(App and web page records)
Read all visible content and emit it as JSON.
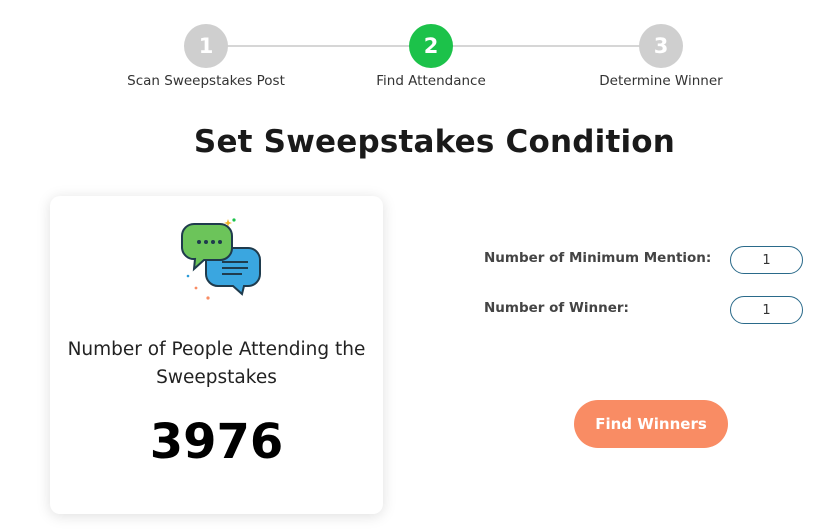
{
  "stepper": {
    "steps": [
      {
        "number": "1",
        "label": "Scan Sweepstakes Post",
        "state": "inactive"
      },
      {
        "number": "2",
        "label": "Find Attendance",
        "state": "active"
      },
      {
        "number": "3",
        "label": "Determine Winner",
        "state": "inactive"
      }
    ]
  },
  "page": {
    "title": "Set Sweepstakes Condition"
  },
  "card": {
    "icon": "chat-bubbles-icon",
    "label": "Number of People Attending the Sweepstakes",
    "count": "3976"
  },
  "form": {
    "min_mention_label": "Number of Minimum Mention:",
    "min_mention_value": "1",
    "winner_label": "Number of Winner:",
    "winner_value": "1"
  },
  "actions": {
    "find_winners_label": "Find Winners"
  },
  "colors": {
    "active_step": "#1cc24a",
    "inactive_step": "#cfcfcf",
    "button": "#f98c64",
    "input_border": "#2a6a8a"
  }
}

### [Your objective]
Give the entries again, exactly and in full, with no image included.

### [Exercise output]
Read all visible content and emit it as JSON.
{
  "stepper": {
    "steps": [
      {
        "number": "1",
        "label": "Scan Sweepstakes Post",
        "state": "inactive"
      },
      {
        "number": "2",
        "label": "Find Attendance",
        "state": "active"
      },
      {
        "number": "3",
        "label": "Determine Winner",
        "state": "inactive"
      }
    ]
  },
  "page": {
    "title": "Set Sweepstakes Condition"
  },
  "card": {
    "icon": "chat-bubbles-icon",
    "label": "Number of People Attending the Sweepstakes",
    "count": "3976"
  },
  "form": {
    "min_mention_label": "Number of Minimum Mention:",
    "min_mention_value": "1",
    "winner_label": "Number of Winner:",
    "winner_value": "1"
  },
  "actions": {
    "find_winners_label": "Find Winners"
  },
  "colors": {
    "active_step": "#1cc24a",
    "inactive_step": "#cfcfcf",
    "button": "#f98c64",
    "input_border": "#2a6a8a"
  }
}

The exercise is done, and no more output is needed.